Determine the number of lines below that contain "speaks". Write nothing but that number.

(Data excerpts)
┄┄┄┄┄┄┄┄┄┄┄┄┄┄┄┄┄┄┄┄

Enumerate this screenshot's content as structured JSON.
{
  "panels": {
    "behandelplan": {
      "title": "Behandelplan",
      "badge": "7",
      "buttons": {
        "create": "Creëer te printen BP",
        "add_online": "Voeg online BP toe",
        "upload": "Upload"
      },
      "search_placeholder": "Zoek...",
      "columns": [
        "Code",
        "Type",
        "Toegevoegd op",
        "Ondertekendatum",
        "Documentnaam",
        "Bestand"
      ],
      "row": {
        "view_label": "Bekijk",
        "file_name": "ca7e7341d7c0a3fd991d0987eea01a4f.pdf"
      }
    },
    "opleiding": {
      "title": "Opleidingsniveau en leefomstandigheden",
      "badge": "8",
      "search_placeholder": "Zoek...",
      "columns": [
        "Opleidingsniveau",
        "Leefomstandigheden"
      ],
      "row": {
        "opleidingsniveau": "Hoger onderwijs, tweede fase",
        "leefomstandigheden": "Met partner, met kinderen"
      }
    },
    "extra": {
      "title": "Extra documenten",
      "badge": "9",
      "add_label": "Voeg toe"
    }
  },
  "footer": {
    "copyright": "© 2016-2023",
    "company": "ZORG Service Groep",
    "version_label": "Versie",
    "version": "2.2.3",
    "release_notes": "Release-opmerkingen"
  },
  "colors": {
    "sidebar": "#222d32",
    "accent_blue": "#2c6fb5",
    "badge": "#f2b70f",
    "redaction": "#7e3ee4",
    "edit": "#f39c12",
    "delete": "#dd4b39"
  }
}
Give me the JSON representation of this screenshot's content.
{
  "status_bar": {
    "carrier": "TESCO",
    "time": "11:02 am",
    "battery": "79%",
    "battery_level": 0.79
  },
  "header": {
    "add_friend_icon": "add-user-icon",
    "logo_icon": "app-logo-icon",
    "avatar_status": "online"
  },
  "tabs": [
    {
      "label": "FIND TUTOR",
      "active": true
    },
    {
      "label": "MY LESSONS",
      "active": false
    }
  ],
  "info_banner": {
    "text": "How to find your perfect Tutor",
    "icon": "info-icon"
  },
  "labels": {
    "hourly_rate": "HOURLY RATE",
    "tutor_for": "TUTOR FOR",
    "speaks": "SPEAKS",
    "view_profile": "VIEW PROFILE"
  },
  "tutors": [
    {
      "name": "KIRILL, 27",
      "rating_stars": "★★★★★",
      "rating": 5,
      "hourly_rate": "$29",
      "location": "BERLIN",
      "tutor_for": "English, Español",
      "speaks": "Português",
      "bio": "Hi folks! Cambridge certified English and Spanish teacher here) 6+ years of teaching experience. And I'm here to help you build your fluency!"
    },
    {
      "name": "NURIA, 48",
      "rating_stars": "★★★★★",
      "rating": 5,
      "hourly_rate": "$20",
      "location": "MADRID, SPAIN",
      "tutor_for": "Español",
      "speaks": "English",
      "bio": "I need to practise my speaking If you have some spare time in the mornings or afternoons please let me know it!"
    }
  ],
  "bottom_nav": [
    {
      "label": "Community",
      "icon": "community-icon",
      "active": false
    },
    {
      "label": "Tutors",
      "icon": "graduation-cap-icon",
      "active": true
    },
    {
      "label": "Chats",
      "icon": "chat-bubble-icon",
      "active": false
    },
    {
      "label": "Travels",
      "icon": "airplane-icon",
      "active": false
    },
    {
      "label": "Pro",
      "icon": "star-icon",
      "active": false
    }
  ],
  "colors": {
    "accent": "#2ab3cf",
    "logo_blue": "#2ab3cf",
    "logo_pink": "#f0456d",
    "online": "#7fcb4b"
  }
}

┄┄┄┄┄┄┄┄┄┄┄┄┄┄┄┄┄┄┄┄

▶ _Exercise output_
3